• Monica Rivera

What are SHACs, and how do they impact sex ed in Texas schools?

Updated: Aug 21



When it comes to Texas schools most communities don’t struggle to name the head football coach or the athletic director. It’s understandable - sports are an important topic when it comes to Texas communities. But school leaders or community leaders oftentimes struggle to name who is leading the School Health Advisory Council (SHAC) of their local school district. Who leads your district’s SHAC? This is usually one of the first questions that are asked to people who call about wanting to start a teen pregnancy prevention program at their district.

Let’s start by understanding what a SHAC is and why they exist. Under Texas law, “the Board of Trustees of each school district shall establish a local school health advisory council to assist the district in ensuring that local community values are reflected in the district’s health education instruction" (Texas Education Code, Title 2, Subtitle F, Chapter 28, Subchapter A, §28.004). The state of Texas also requires that most of the members of the council should be parents but not employed by the district. The SHAC, acting as an advisory committee for the school board, makes recommendations on many topics regarding health education. Once it has recommendations ready, the SHAC then moves forward to presenting to the school board for final approval through a vote.

The state requires that each SHAC meet at least four times a year. The commitment to SHAC meetings in school districts across the state varies: some school districts make it a priority to plan their meetings from the beginning of the school year and continuously invite parents to attend, other school districts struggle to have people commit to administering meetings and attend SHAC meetings.

SHAC participation and support reflects the inequities in school funding across the state and housing segregation.

For smaller rural communities in Texas, attendance and commitment can be difficult due to a smaller population. Community members may not feel they have the background or are equipped to be part of the council and will refrain from participating. The reality is many rural communities have families that often have to work multiple jobs, and even if they wanted to attend SHAC meetings, they can’t due to their work commitments.

Urban communities, while more densely populated, are generally comprised of working families and parents. SHAC meeting times, such as during the workday, do not enable parents with less flexible jobs to attend meetings. Evening SHAC meetings may exclude parents who are the sole childcare provider for their family and may take parents away from duties such as preparing dinner and assisting with homework. Support such as weekend meeting times, childcare, and meals would enable more parents to fully participate in SHACs.



To be clear, the lack of parent participation in rural and urban SHACs is the result of the lack of support for parents and families, not the lack of interest or desire.

Communities with access to higher populations and wealth, such as suburban areas, have an advantage when it comes to SHAC support and participation. With a wider range of people, individuals may feel more equipped to be part of the SHAC and give recommendations to the council regarding health programs for their district. In the case of a suburban Texas SHAC with whom Healthy Futures of Texas has worked with, parent participants included an individual who worked for the Health Department, a community college president, and a parent who was part of the local police force.

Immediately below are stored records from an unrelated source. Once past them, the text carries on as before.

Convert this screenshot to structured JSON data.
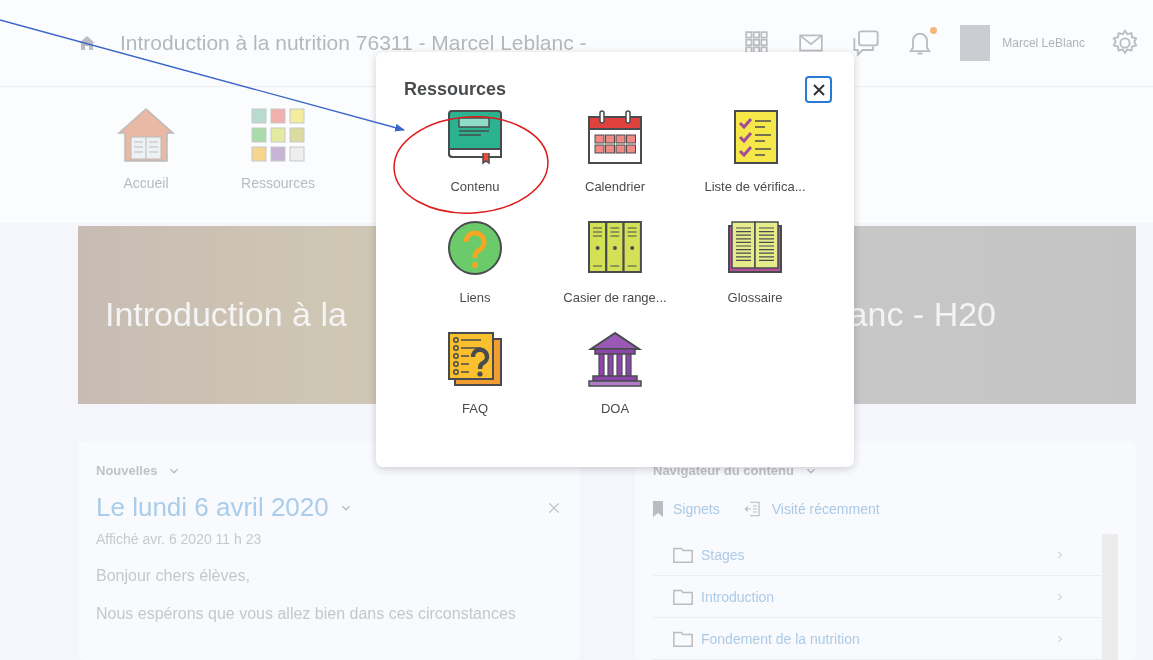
{
  "header": {
    "course_title": "Introduction à la nutrition 76311 - Marcel Leblanc -",
    "user_name": "Marcel LeBlanc",
    "notification_unread": true
  },
  "nav": [
    {
      "label": "Accueil",
      "kind": "home"
    },
    {
      "label": "Ressources",
      "kind": "resources"
    }
  ],
  "banner": {
    "title_left": "Introduction à la",
    "title_right": "anc - H20"
  },
  "news": {
    "heading": "Nouvelles",
    "headline": "Le lundi 6 avril 2020",
    "posted": "Affiché avr. 6 2020 11 h 23",
    "paragraphs": [
      "Bonjour chers élèves,",
      "Nous espérons que vous allez bien dans ces circonstances"
    ]
  },
  "navigator": {
    "heading": "Navigateur du contenu",
    "links": [
      {
        "label": "Signets",
        "kind": "bookmark"
      },
      {
        "label": "Visité récemment",
        "kind": "recent"
      }
    ],
    "items": [
      {
        "label": "Stages"
      },
      {
        "label": "Introduction"
      },
      {
        "label": "Fondement de la nutrition"
      }
    ]
  },
  "dialog": {
    "title": "Ressources",
    "items": [
      {
        "label": "Contenu",
        "kind": "book"
      },
      {
        "label": "Calendrier",
        "kind": "calendar"
      },
      {
        "label": "Liste de vérifica...",
        "kind": "checklist"
      },
      {
        "label": "Liens",
        "kind": "help"
      },
      {
        "label": "Casier de range...",
        "kind": "lockers"
      },
      {
        "label": "Glossaire",
        "kind": "glossary"
      },
      {
        "label": "FAQ",
        "kind": "faq"
      },
      {
        "label": "DOA",
        "kind": "institution"
      }
    ]
  }
}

After observing numerous meetings, it is clear that school districts need to have more support on how to run an effective SHAC. As a result of school funding in Texas, smaller or less funded districts may not have the personnel to fully support a SHAC and members. Fully supported SHACs can have a positive impact students in the community, and while the Department of State and Health Services developed a guide for SHACs in 2015, it is now 2020, and needs for our youth have entirely changed.

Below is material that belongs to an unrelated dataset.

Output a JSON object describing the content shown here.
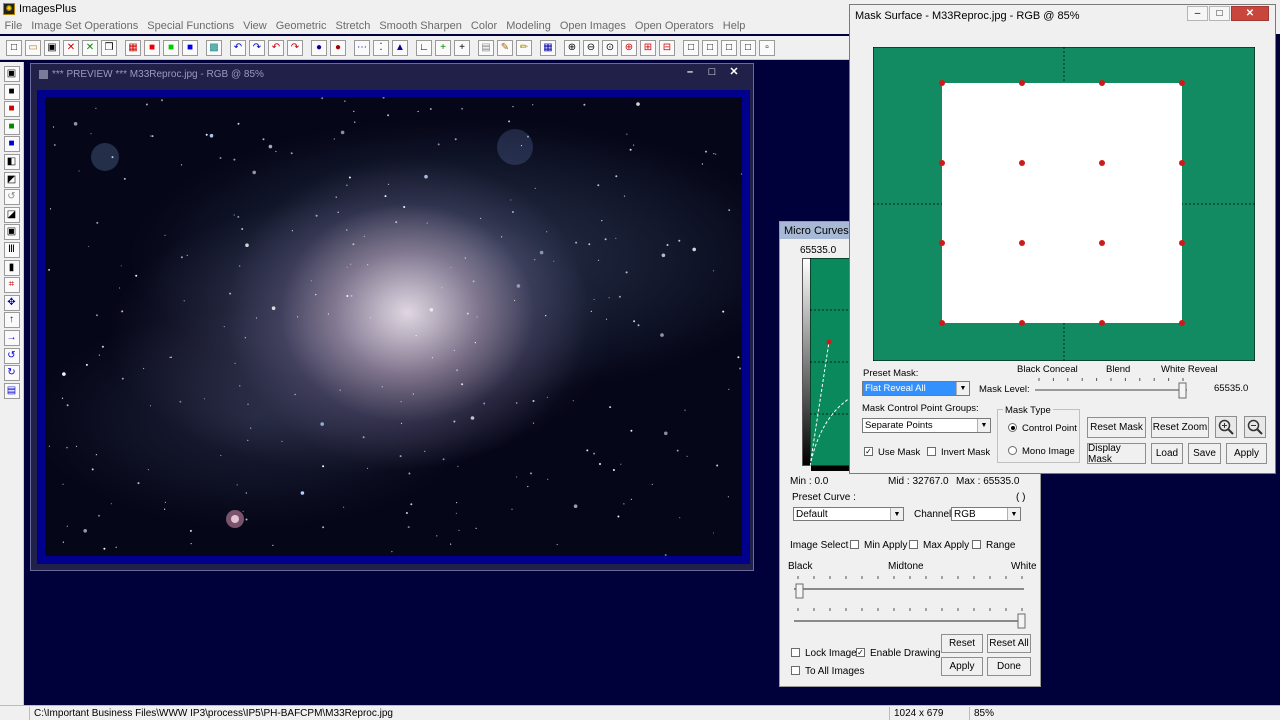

When board members work hard to create a strong SHAC, they can effectively discuss topics like teen pregnancy prevention and instruction on healthy lifestyles and mental health. Effective conversations and community input can significantly impact the lives of the youth in the communities and move the district in a positive direction.

Changes to sex education can take a great amount of time and effort, and it all starts with the SHAC. SHAC members have the power to understand the problems their community and the district is facing and find ways to improve the issues by reviewing programs that can reduce teen pregnancy, promote healthy nutrition, and support mental health, helping students learn how to make healthier decisions.




Monica Rivera serves as the Curriculum Program Manager for Healthy Futures of Texas, primarily helping school districts across Texas adopt, train, and implement Big Decisions. She’s an immigrant, proud big sister, and appreciates family time.


Veronica Ray Whitehead is the Director of Programs for the North Texas Alliance to Reduce Unintended Pregnancy in Teens (Ntarupt), overseeing the implementation their Tier 1 grant from OPA to effectively implement effective programs. She is a two time TEDx speaker, avid reader and maker of hand embroidery.

56 views

© 2020 by Healthy Futures of Texas

put-gold-seal.png
  • Facebook Social Icon
  • Instagram Social Icon
  • Twitter Social Icon
  • YouTube Social  Icon
  • LinkedIn Social Icon
SA2020_Certified_Awesome_FINAL[1].png